---------- RECORDS TO USE
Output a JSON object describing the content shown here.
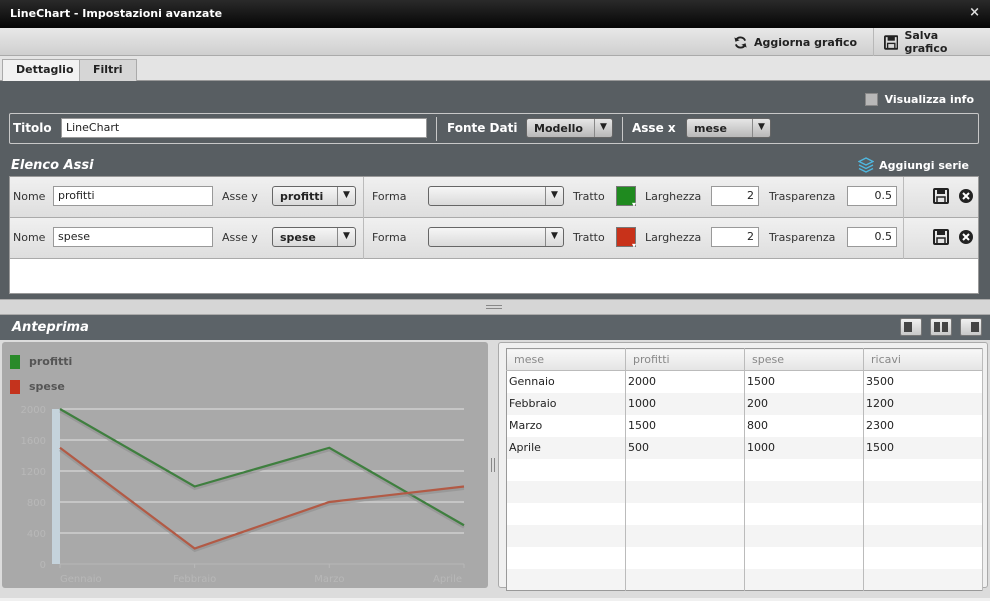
{
  "window": {
    "title": "LineChart - Impostazioni avanzate",
    "close_glyph": "×"
  },
  "toolbar": {
    "refresh_label": "Aggiorna grafico",
    "save_label": "Salva grafico"
  },
  "tabs": [
    {
      "label": "Dettaglio",
      "active": true
    },
    {
      "label": "Filtri",
      "active": false
    }
  ],
  "settings": {
    "show_info_label": "Visualizza info",
    "title_label": "Titolo",
    "title_value": "LineChart",
    "source_label": "Fonte Dati",
    "source_value": "Modello",
    "xaxis_label": "Asse x",
    "xaxis_value": "mese"
  },
  "axes": {
    "section_title": "Elenco Assi",
    "add_series_label": "Aggiungi serie",
    "labels": {
      "name": "Nome",
      "yaxis": "Asse y",
      "shape": "Forma",
      "stroke": "Tratto",
      "width": "Larghezza",
      "transparency": "Trasparenza"
    },
    "rows": [
      {
        "name": "profitti",
        "yaxis": "profitti",
        "shape": "",
        "color": "#1f8a1f",
        "width": "2",
        "transparency": "0.5"
      },
      {
        "name": "spese",
        "yaxis": "spese",
        "shape": "",
        "color": "#c8321a",
        "width": "2",
        "transparency": "0.5"
      }
    ]
  },
  "preview": {
    "title": "Anteprima",
    "legend": [
      {
        "name": "profitti",
        "color": "#2a8a2a"
      },
      {
        "name": "spese",
        "color": "#c4331d"
      }
    ]
  },
  "table": {
    "headers": [
      "mese",
      "profitti",
      "spese",
      "ricavi"
    ],
    "rows": [
      [
        "Gennaio",
        "2000",
        "1500",
        "3500"
      ],
      [
        "Febbraio",
        "1000",
        "200",
        "1200"
      ],
      [
        "Marzo",
        "1500",
        "800",
        "2300"
      ],
      [
        "Aprile",
        "500",
        "1000",
        "1500"
      ]
    ],
    "empty_rows": 6
  },
  "chart_data": {
    "type": "line",
    "categories": [
      "Gennaio",
      "Febbraio",
      "Marzo",
      "Aprile"
    ],
    "series": [
      {
        "name": "profitti",
        "values": [
          2000,
          1000,
          1500,
          500
        ],
        "color": "#3f7f3f"
      },
      {
        "name": "spese",
        "values": [
          1500,
          200,
          800,
          1000
        ],
        "color": "#b25a45"
      }
    ],
    "ylim": [
      0,
      2000
    ],
    "yticks": [
      "0",
      "400",
      "800",
      "1200",
      "1600",
      "2000"
    ],
    "grid": true
  }
}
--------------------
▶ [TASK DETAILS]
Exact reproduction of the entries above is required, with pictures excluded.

▶ [WRITTEN SOLUTION]
Output a JSON object describing the content shown here.
{
  "window": {
    "title": "LineChart - Impostazioni avanzate",
    "close_glyph": "×"
  },
  "toolbar": {
    "refresh_label": "Aggiorna grafico",
    "save_label": "Salva grafico"
  },
  "tabs": [
    {
      "label": "Dettaglio",
      "active": true
    },
    {
      "label": "Filtri",
      "active": false
    }
  ],
  "settings": {
    "show_info_label": "Visualizza info",
    "title_label": "Titolo",
    "title_value": "LineChart",
    "source_label": "Fonte Dati",
    "source_value": "Modello",
    "xaxis_label": "Asse x",
    "xaxis_value": "mese"
  },
  "axes": {
    "section_title": "Elenco Assi",
    "add_series_label": "Aggiungi serie",
    "labels": {
      "name": "Nome",
      "yaxis": "Asse y",
      "shape": "Forma",
      "stroke": "Tratto",
      "width": "Larghezza",
      "transparency": "Trasparenza"
    },
    "rows": [
      {
        "name": "profitti",
        "yaxis": "profitti",
        "shape": "",
        "color": "#1f8a1f",
        "width": "2",
        "transparency": "0.5"
      },
      {
        "name": "spese",
        "yaxis": "spese",
        "shape": "",
        "color": "#c8321a",
        "width": "2",
        "transparency": "0.5"
      }
    ]
  },
  "preview": {
    "title": "Anteprima",
    "legend": [
      {
        "name": "profitti",
        "color": "#2a8a2a"
      },
      {
        "name": "spese",
        "color": "#c4331d"
      }
    ]
  },
  "table": {
    "headers": [
      "mese",
      "profitti",
      "spese",
      "ricavi"
    ],
    "rows": [
      [
        "Gennaio",
        "2000",
        "1500",
        "3500"
      ],
      [
        "Febbraio",
        "1000",
        "200",
        "1200"
      ],
      [
        "Marzo",
        "1500",
        "800",
        "2300"
      ],
      [
        "Aprile",
        "500",
        "1000",
        "1500"
      ]
    ],
    "empty_rows": 6
  },
  "chart_data": {
    "type": "line",
    "categories": [
      "Gennaio",
      "Febbraio",
      "Marzo",
      "Aprile"
    ],
    "series": [
      {
        "name": "profitti",
        "values": [
          2000,
          1000,
          1500,
          500
        ],
        "color": "#3f7f3f"
      },
      {
        "name": "spese",
        "values": [
          1500,
          200,
          800,
          1000
        ],
        "color": "#b25a45"
      }
    ],
    "ylim": [
      0,
      2000
    ],
    "yticks": [
      "0",
      "400",
      "800",
      "1200",
      "1600",
      "2000"
    ],
    "grid": true
  }
}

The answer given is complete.